I imagine that zip ties would be very slippery on wet pavement. Or dry pavement even. That's great in a skidding contest. Not so good for a mixed surface ride home.

Joe Chapline
12-16-2010, 12:37 PM
I'm working from home (as I do most days now) but took the snow-tire-equipped bike out for a short test ride in the 1/4" of fresh snow we have in Baltimore. No problems. I'll keep taking it out as conditions change and try to get a good feel for the tires, hopefully without hitting the pavement. I would not have thought about doing this a year ago, so thanks, forum.

12-16-2010, 12:48 PM
Cool that we expanded your view on when you can ride.

Since the snow is pretty much either fluffy or packed and the ice hasn't really kicked in yet, I chose a fairly aggressive mountain tire today, over the studs. Continental Mountain Kings seem to do really well in this kind of stuff. I thought about riding my fixie with Cross tires, but noticed after riding home last night (with Tim for part of it) that the back tire was a little more bald than I'm comfy with and I didn't feel like changing the gearing to a slightly less leg-busting gear. Grabbed the MTB and the problem is solved. :D

Have fun out there, y'all. This is the fun stuff. If you're riding near traffic, be REALLY careful. They've got nominal control of their vehicles at best.

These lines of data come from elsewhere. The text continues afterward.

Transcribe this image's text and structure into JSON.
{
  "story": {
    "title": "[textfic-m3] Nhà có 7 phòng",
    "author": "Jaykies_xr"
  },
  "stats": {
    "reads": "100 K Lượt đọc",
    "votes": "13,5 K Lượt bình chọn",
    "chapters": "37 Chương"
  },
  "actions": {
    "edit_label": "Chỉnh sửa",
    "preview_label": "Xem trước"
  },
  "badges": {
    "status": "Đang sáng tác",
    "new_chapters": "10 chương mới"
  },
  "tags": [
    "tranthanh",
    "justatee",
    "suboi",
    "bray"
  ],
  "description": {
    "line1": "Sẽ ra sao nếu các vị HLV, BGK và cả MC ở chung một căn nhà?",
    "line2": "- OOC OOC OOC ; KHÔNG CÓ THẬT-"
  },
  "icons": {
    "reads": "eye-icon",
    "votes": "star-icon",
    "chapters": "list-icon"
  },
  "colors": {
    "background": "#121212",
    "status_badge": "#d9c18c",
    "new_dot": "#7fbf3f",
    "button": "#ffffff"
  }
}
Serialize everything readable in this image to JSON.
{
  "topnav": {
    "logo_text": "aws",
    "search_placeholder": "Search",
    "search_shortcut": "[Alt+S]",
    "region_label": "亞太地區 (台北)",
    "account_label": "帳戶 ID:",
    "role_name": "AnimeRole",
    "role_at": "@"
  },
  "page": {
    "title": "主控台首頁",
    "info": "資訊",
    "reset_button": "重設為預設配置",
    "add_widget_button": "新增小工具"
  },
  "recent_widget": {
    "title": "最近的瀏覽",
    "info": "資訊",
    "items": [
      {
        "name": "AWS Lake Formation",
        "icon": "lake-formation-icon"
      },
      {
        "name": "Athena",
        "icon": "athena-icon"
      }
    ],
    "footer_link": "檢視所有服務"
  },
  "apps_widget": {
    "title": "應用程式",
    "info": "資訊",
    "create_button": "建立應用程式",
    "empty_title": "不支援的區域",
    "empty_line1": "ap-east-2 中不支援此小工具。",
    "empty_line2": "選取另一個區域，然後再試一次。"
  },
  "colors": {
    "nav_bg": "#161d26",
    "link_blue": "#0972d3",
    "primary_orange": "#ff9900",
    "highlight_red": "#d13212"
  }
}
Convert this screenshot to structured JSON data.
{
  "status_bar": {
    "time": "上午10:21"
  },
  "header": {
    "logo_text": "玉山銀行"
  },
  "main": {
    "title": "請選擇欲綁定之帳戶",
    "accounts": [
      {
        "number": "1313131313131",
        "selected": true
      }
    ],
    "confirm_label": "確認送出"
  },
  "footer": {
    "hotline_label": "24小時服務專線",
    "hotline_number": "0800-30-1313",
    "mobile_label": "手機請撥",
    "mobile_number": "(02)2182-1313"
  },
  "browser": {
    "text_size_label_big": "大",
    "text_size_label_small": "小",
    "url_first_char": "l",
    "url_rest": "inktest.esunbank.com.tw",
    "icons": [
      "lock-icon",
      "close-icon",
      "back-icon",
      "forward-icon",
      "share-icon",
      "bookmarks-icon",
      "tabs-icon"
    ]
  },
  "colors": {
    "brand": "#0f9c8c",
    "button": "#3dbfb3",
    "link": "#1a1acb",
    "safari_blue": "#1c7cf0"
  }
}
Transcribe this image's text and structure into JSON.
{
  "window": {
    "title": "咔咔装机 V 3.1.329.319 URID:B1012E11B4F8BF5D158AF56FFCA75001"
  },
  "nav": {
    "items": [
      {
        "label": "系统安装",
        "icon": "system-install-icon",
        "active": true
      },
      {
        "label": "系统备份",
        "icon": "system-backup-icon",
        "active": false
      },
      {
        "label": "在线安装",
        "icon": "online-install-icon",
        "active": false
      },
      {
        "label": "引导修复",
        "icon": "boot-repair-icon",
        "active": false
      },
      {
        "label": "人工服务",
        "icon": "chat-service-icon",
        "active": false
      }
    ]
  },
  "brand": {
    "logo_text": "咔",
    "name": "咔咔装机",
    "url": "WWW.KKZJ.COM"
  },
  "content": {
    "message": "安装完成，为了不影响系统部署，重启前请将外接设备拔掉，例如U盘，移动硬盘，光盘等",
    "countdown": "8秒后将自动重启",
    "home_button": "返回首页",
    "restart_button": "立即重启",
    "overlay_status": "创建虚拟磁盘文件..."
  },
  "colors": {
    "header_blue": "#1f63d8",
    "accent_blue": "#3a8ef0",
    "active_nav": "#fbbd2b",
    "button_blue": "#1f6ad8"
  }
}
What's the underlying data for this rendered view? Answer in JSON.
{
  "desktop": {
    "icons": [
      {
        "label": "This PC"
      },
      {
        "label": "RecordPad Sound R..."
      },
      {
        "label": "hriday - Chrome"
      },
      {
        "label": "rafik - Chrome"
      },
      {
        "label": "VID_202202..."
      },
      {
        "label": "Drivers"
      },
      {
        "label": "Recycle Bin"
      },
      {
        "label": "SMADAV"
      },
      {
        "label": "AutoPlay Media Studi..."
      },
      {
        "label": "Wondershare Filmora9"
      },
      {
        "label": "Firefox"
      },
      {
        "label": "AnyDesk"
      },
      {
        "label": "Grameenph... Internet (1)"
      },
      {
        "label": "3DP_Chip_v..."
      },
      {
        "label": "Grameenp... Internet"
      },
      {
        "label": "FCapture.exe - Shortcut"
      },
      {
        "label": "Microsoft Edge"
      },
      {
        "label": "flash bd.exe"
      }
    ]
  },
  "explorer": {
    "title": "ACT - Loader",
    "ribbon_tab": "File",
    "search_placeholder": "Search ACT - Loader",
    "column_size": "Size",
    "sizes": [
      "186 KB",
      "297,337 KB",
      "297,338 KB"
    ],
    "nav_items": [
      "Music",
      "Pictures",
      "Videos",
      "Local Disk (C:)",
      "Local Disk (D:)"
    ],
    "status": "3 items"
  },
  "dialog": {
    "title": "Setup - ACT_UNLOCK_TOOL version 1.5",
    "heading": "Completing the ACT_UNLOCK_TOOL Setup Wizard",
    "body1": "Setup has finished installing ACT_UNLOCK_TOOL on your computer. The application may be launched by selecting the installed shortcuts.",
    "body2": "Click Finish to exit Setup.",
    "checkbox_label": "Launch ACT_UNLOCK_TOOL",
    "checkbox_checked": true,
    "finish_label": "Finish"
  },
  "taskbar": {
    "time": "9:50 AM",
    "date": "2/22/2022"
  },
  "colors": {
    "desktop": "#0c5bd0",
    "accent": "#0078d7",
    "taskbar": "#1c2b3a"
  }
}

Joe Chapline
12-16-2010, 05:56 PM
@Dirt: my "regular" tires, that came with my Specialized bike, have a smooth rolling surface -- no tread at all. The outside edges are knobby, so they provide traction on curves. I think they're great, but OF COURSE they don't do well on ice. I just never thought about getting different tires for winter, whether studded or something else. A separate set of tires is an expense, but compared to the cost of car maintenance, it's not much. Thanks for the tips.

12-17-2010, 09:23 AM
Vittoria Cross XN Pros work great, too. Enough tread for snow and mud and fast on hard surfaces. Can be inflated to 6 bar. You can ride these year-round, frankly.

12-27-2010, 02:11 PM
Hello --

My question is more basic -- what kind of bicycle is best for snow/ice cycling? My bicycle fleet is very small -- I usually commute on a basic road bike -- and I'm wondering if I need to get a new bike before I investigate studded tires. I have missed bicycling in these last couple of weeks. Thanks.


12-27-2010, 05:14 PM
If you are on a road bike, the first thing you have to look at is how wide a tire can you fit on your current bike. I believe the narrowest studded tire is a 700X32. A wider tire with a knobbier profile works better in snow. A studded tire is best on ice. I believe Dirt had some good comments. If you are interested, look at the studded tire discussion at http://www.peterwhitecycles.com/studdedtires.asp.

Joe Chapline
12-27-2010, 05:44 PM
Following up on consularrider's comment, OneEight commented below about a tire designed for cyclocross, which is done with road bikes. BikeArlington also mentions cyclocross tires on their Winter Cycling (http://www.bikearlington.com/pages/biking-in-arlington/winter-cycling/) page. As long as you have wheels that can accommodate a wide-enough tire, you have choices that could make the road bike you have now also your winter bike, with a change of tires.